Healthy growth is greatly influenced by the mother-infant relationship, especially in the first few months of life. As children grow and see their mothers struggling or behaving in a way they are not supposed to, these children develop traumatic memories that haunt them later in their lives as well.
Some mothers, especially those who are mentally ill, have trouble controlling their children’s negative affection, which is thought to lead to insecurities in the kids as they get older. Your stress levels will therefore be affected if you were raised by mentally ill parents.
Contact Dr. Margit Gabriele Muller, an award-winning author and a certified mental health coach, if you or a loved one has an unfortunate past and wants to overcome the childhood trauma and move forward with their lives. You deserve the best!
Dr. Margit is a Certified Mental Health Coach specializing in Inner Dynamics, Professional Certified Coach by the International Coaching Federation ICF, Master Life Coach, NLP Master, Certified Mindfulness Practitioner, award-winning author, sought-after speaker, and falcon doctor.
She's passionate about helping businesswomen with childhood parental mental illness trauma by supporting them by "Making peace with your past" online course with private coaching sessions and creating a new positive, empowered, resilient, and authentic YOU in three months.
Dr. Margit hosts a free biweekly mindfulness and meditation group called "Peaceful Mind Group" that is delivered virtual via zoom.

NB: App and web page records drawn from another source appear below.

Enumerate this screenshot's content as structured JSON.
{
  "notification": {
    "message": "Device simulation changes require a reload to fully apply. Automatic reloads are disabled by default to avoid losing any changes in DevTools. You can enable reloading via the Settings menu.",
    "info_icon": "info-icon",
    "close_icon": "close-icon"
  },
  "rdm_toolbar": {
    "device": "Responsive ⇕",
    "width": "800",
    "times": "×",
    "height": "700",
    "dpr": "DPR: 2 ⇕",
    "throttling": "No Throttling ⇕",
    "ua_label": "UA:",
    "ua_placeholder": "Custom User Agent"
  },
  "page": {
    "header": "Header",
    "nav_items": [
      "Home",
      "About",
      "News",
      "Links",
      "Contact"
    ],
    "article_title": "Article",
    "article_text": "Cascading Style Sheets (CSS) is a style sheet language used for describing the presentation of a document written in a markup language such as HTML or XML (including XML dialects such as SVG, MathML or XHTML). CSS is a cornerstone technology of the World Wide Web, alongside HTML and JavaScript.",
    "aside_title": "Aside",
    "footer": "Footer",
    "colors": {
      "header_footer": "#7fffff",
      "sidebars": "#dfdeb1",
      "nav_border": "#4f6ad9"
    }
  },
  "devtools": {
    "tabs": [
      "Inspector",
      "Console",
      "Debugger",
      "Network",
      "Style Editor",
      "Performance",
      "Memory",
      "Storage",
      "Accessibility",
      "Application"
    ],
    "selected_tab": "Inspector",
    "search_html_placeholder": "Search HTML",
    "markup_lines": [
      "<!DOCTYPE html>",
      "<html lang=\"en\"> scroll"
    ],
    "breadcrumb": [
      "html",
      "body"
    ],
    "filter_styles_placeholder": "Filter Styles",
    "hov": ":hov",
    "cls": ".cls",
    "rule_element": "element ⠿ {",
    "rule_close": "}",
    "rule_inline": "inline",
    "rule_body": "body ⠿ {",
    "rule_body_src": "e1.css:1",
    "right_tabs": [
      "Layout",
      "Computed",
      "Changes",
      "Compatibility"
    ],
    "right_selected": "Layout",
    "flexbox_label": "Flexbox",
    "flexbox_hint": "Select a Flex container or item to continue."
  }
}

Dr. Margit believes that coaching with pets and horses opens the way to a new kind of empowerment and healing. Her award-winning and inspirational book Your Pet, Your Pill™: 101 Inspirational Stories About How Pets Lead You to a Happy, Healthy and Successful Life enchants, motivates, enlightens, and fascinates the readers with stories full of inspiration and positivity.